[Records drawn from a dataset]
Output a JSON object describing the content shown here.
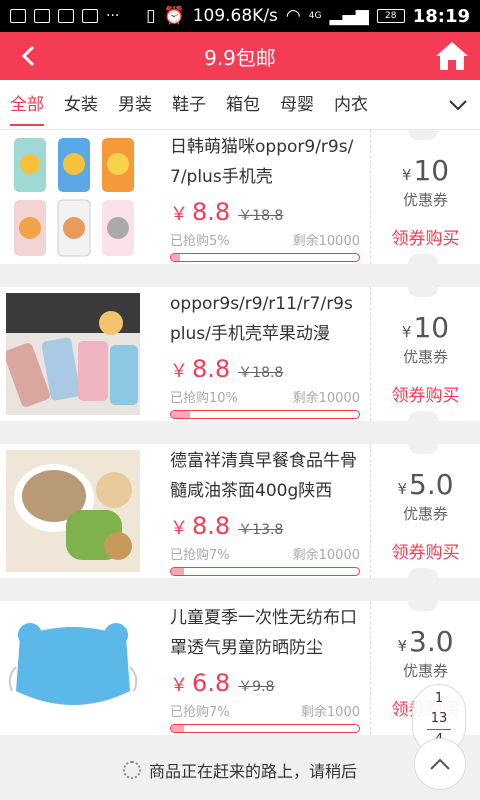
{
  "status_bar": {
    "network_speed": "109.68K/s",
    "signal": "4G",
    "battery": "28",
    "time": "18:19"
  },
  "header": {
    "title": "9.9包邮",
    "back_icon": "chevron-left-icon",
    "home_icon": "home-icon"
  },
  "tabs": [
    {
      "label": "全部",
      "active": true
    },
    {
      "label": "女装",
      "active": false
    },
    {
      "label": "男装",
      "active": false
    },
    {
      "label": "鞋子",
      "active": false
    },
    {
      "label": "箱包",
      "active": false
    },
    {
      "label": "母婴",
      "active": false
    },
    {
      "label": "内衣",
      "active": false
    }
  ],
  "items": [
    {
      "name": "日韩萌猫咪oppor9/r9s/7/plus手机壳",
      "price": "8.8",
      "old_price": "18.8",
      "sold": "已抢购5%",
      "progress": 0.05,
      "remaining": "剩余10000",
      "coupon_amount": "10",
      "coupon_label": "优惠券",
      "buy_label": "领券购买"
    },
    {
      "name": "oppor9s/r9/r11/r7/r9s plus/手机壳苹果动漫",
      "price": "8.8",
      "old_price": "18.8",
      "sold": "已抢购10%",
      "progress": 0.1,
      "remaining": "剩余10000",
      "coupon_amount": "10",
      "coupon_label": "优惠券",
      "buy_label": "领券购买"
    },
    {
      "name": "德富祥清真早餐食品牛骨髓咸油茶面400g陕西",
      "price": "8.8",
      "old_price": "13.8",
      "sold": "已抢购7%",
      "progress": 0.07,
      "remaining": "剩余10000",
      "coupon_amount": "5.0",
      "coupon_label": "优惠券",
      "buy_label": "领券购买"
    },
    {
      "name": "儿童夏季一次性无纺布口罩透气男童防晒防尘",
      "price": "6.8",
      "old_price": "9.8",
      "sold": "已抢购7%",
      "progress": 0.07,
      "remaining": "剩余1000",
      "coupon_amount": "3.0",
      "coupon_label": "优惠券",
      "buy_label": "领券购买"
    }
  ],
  "currency": "￥",
  "coupon_currency": "¥",
  "pager": {
    "current": "1",
    "page": "13",
    "total": "4"
  },
  "footer": {
    "loading_text": "商品正在赶来的路上，请稍后"
  },
  "colors": {
    "accent": "#f43c55"
  }
}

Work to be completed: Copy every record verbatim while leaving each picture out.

Task answer:
Output a JSON object describing the content shown here.
{
  "status_bar": {
    "network_speed": "109.68K/s",
    "signal": "4G",
    "battery": "28",
    "time": "18:19"
  },
  "header": {
    "title": "9.9包邮",
    "back_icon": "chevron-left-icon",
    "home_icon": "home-icon"
  },
  "tabs": [
    {
      "label": "全部",
      "active": true
    },
    {
      "label": "女装",
      "active": false
    },
    {
      "label": "男装",
      "active": false
    },
    {
      "label": "鞋子",
      "active": false
    },
    {
      "label": "箱包",
      "active": false
    },
    {
      "label": "母婴",
      "active": false
    },
    {
      "label": "内衣",
      "active": false
    }
  ],
  "items": [
    {
      "name": "日韩萌猫咪oppor9/r9s/7/plus手机壳",
      "price": "8.8",
      "old_price": "18.8",
      "sold": "已抢购5%",
      "progress": 0.05,
      "remaining": "剩余10000",
      "coupon_amount": "10",
      "coupon_label": "优惠券",
      "buy_label": "领券购买"
    },
    {
      "name": "oppor9s/r9/r11/r7/r9s plus/手机壳苹果动漫",
      "price": "8.8",
      "old_price": "18.8",
      "sold": "已抢购10%",
      "progress": 0.1,
      "remaining": "剩余10000",
      "coupon_amount": "10",
      "coupon_label": "优惠券",
      "buy_label": "领券购买"
    },
    {
      "name": "德富祥清真早餐食品牛骨髓咸油茶面400g陕西",
      "price": "8.8",
      "old_price": "13.8",
      "sold": "已抢购7%",
      "progress": 0.07,
      "remaining": "剩余10000",
      "coupon_amount": "5.0",
      "coupon_label": "优惠券",
      "buy_label": "领券购买"
    },
    {
      "name": "儿童夏季一次性无纺布口罩透气男童防晒防尘",
      "price": "6.8",
      "old_price": "9.8",
      "sold": "已抢购7%",
      "progress": 0.07,
      "remaining": "剩余1000",
      "coupon_amount": "3.0",
      "coupon_label": "优惠券",
      "buy_label": "领券购买"
    }
  ],
  "currency": "￥",
  "coupon_currency": "¥",
  "pager": {
    "current": "1",
    "page": "13",
    "total": "4"
  },
  "footer": {
    "loading_text": "商品正在赶来的路上，请稍后"
  },
  "colors": {
    "accent": "#f43c55"
  }
}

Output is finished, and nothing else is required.